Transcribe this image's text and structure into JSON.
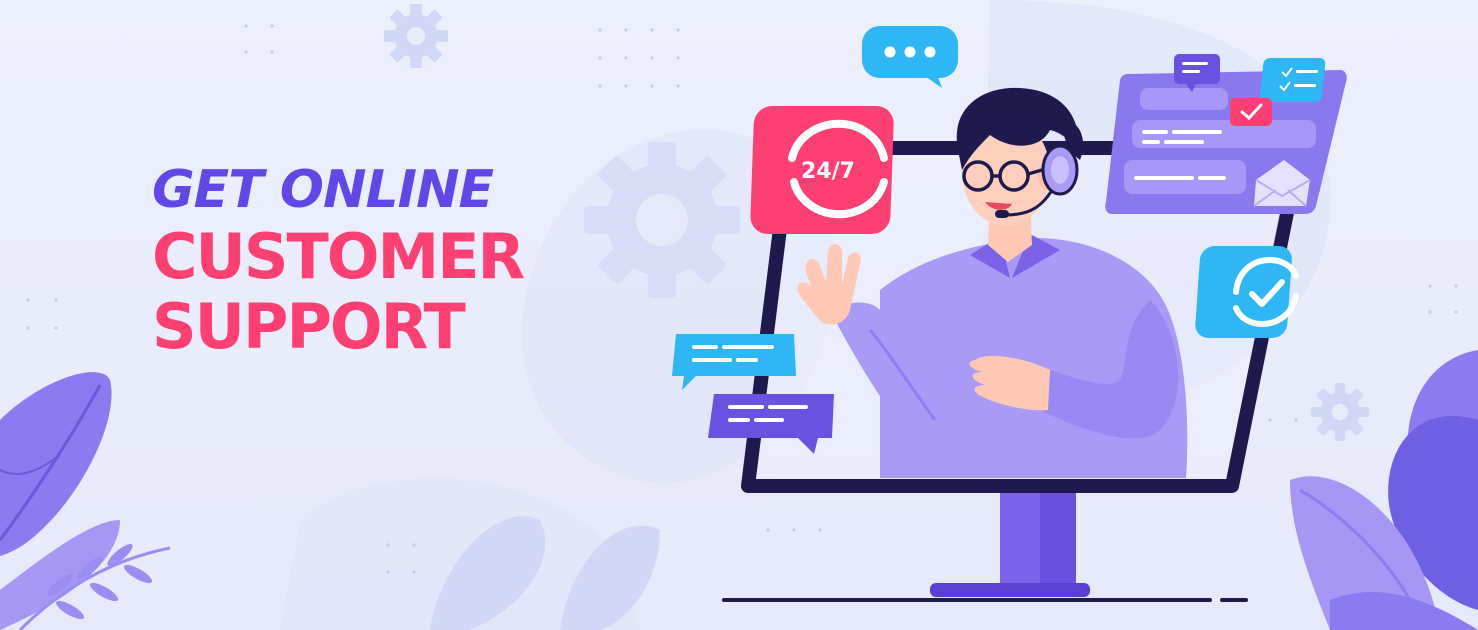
{
  "headline": {
    "line1": "GET ONLINE",
    "line2": "CUSTOMER",
    "line3": "SUPPORT"
  },
  "badge_24_7": {
    "label": "24/7"
  },
  "colors": {
    "background": "#e9ecfb",
    "headline_purple": "#6247e8",
    "headline_pink": "#fe3f73",
    "monitor_frame": "#1f1a4d",
    "sweater": "#a99af5",
    "bubble_blue": "#2fb6f5",
    "bubble_purple": "#6a52e0",
    "leaf": "#8a7cf0"
  },
  "icons": [
    "gear-icon",
    "chat-bubble-icon",
    "24-7-icon",
    "check-circle-icon",
    "envelope-icon",
    "checklist-icon",
    "headset-icon",
    "leaf-icon"
  ]
}
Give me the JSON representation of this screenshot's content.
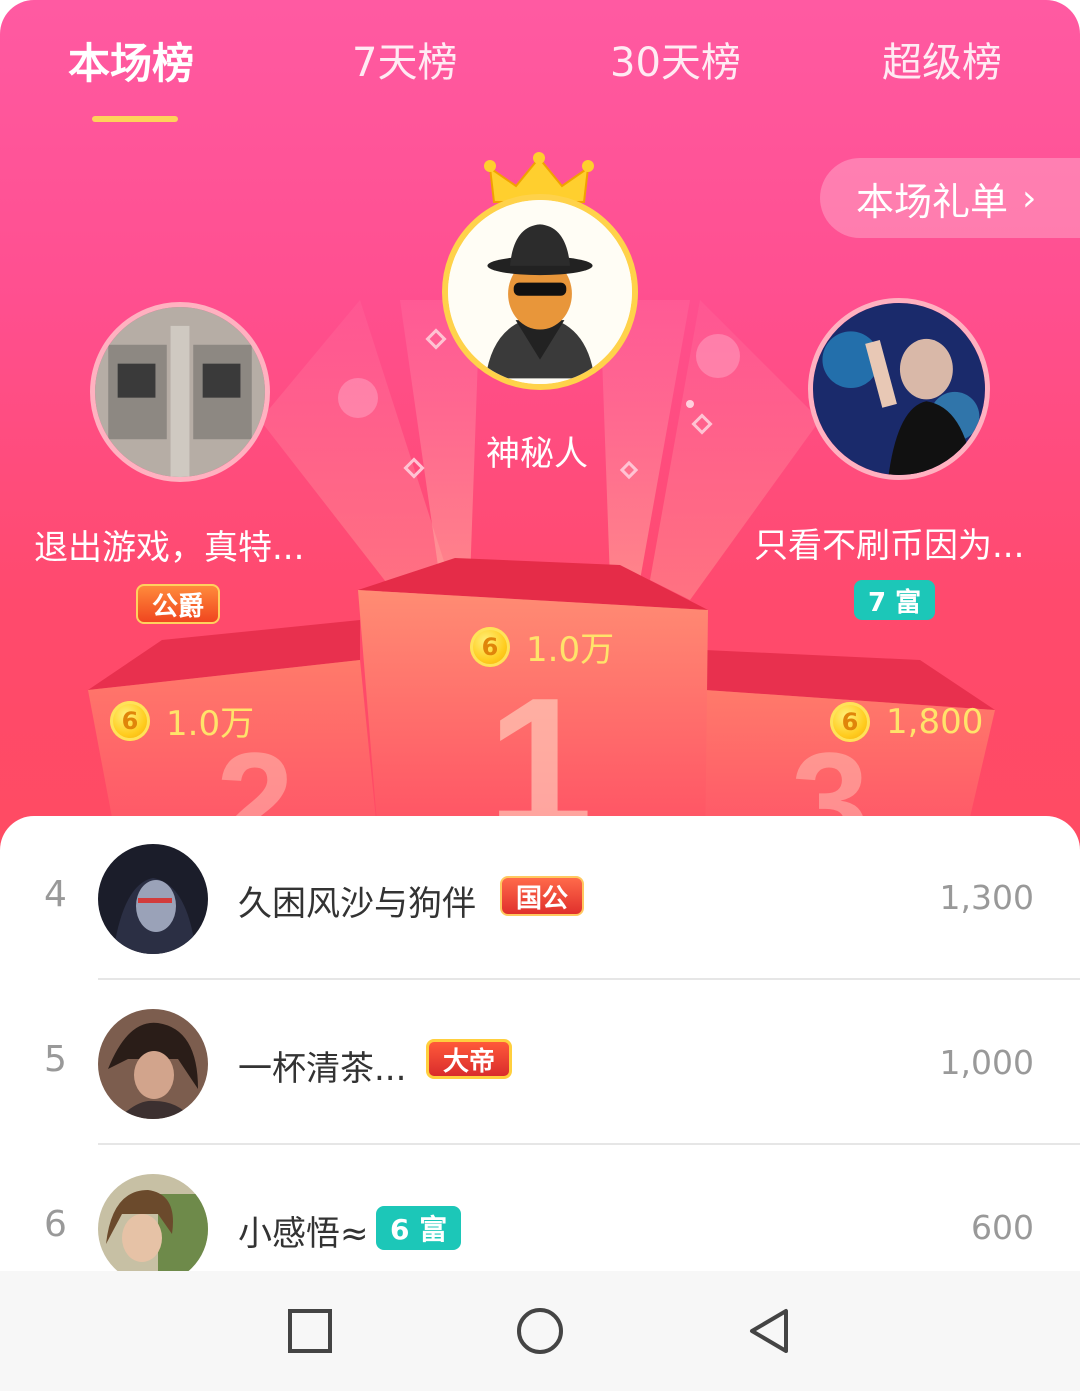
{
  "tabs": [
    "本场榜",
    "7天榜",
    "30天榜",
    "超级榜"
  ],
  "active_tab": 0,
  "gift_list_label": "本场礼单",
  "podium": {
    "first": {
      "name": "神秘人",
      "coins": "1.0万"
    },
    "second": {
      "name": "退出游戏，真特...",
      "coins": "1.0万",
      "badge": "公爵"
    },
    "third": {
      "name": "只看不刷币因为...",
      "coins": "1,800",
      "badge": "7 富"
    }
  },
  "coin_symbol": "6",
  "list": [
    {
      "rank": "4",
      "name": "久困风沙与狗伴",
      "badge": "国公",
      "value": "1,300"
    },
    {
      "rank": "5",
      "name": "一杯清茶...",
      "badge": "大帝",
      "value": "1,000"
    },
    {
      "rank": "6",
      "name": "小感悟≈",
      "badge": "6 富",
      "value": "600"
    }
  ],
  "colors": {
    "accent": "#ff4f8f",
    "underline": "#ffd25a",
    "coin_text": "#ffe36a",
    "rich_badge": "#1cc7b8"
  }
}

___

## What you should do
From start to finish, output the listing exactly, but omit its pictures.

## Answer to the exercise
Transcribe this image's text and structure into JSON.
{
  "headline": {
    "line1": "GET ONLINE",
    "line2": "CUSTOMER",
    "line3": "SUPPORT"
  },
  "badge_24_7": {
    "label": "24/7"
  },
  "colors": {
    "background": "#e9ecfb",
    "headline_purple": "#6247e8",
    "headline_pink": "#fe3f73",
    "monitor_frame": "#1f1a4d",
    "sweater": "#a99af5",
    "bubble_blue": "#2fb6f5",
    "bubble_purple": "#6a52e0",
    "leaf": "#8a7cf0"
  },
  "icons": [
    "gear-icon",
    "chat-bubble-icon",
    "24-7-icon",
    "check-circle-icon",
    "envelope-icon",
    "checklist-icon",
    "headset-icon",
    "leaf-icon"
  ]
}
Give me the JSON representation of this screenshot's content.
{
  "tabs": [
    "本场榜",
    "7天榜",
    "30天榜",
    "超级榜"
  ],
  "active_tab": 0,
  "gift_list_label": "本场礼单",
  "podium": {
    "first": {
      "name": "神秘人",
      "coins": "1.0万"
    },
    "second": {
      "name": "退出游戏，真特...",
      "coins": "1.0万",
      "badge": "公爵"
    },
    "third": {
      "name": "只看不刷币因为...",
      "coins": "1,800",
      "badge": "7 富"
    }
  },
  "coin_symbol": "6",
  "list": [
    {
      "rank": "4",
      "name": "久困风沙与狗伴",
      "badge": "国公",
      "value": "1,300"
    },
    {
      "rank": "5",
      "name": "一杯清茶...",
      "badge": "大帝",
      "value": "1,000"
    },
    {
      "rank": "6",
      "name": "小感悟≈",
      "badge": "6 富",
      "value": "600"
    }
  ],
  "colors": {
    "accent": "#ff4f8f",
    "underline": "#ffd25a",
    "coin_text": "#ffe36a",
    "rich_badge": "#1cc7b8"
  }
}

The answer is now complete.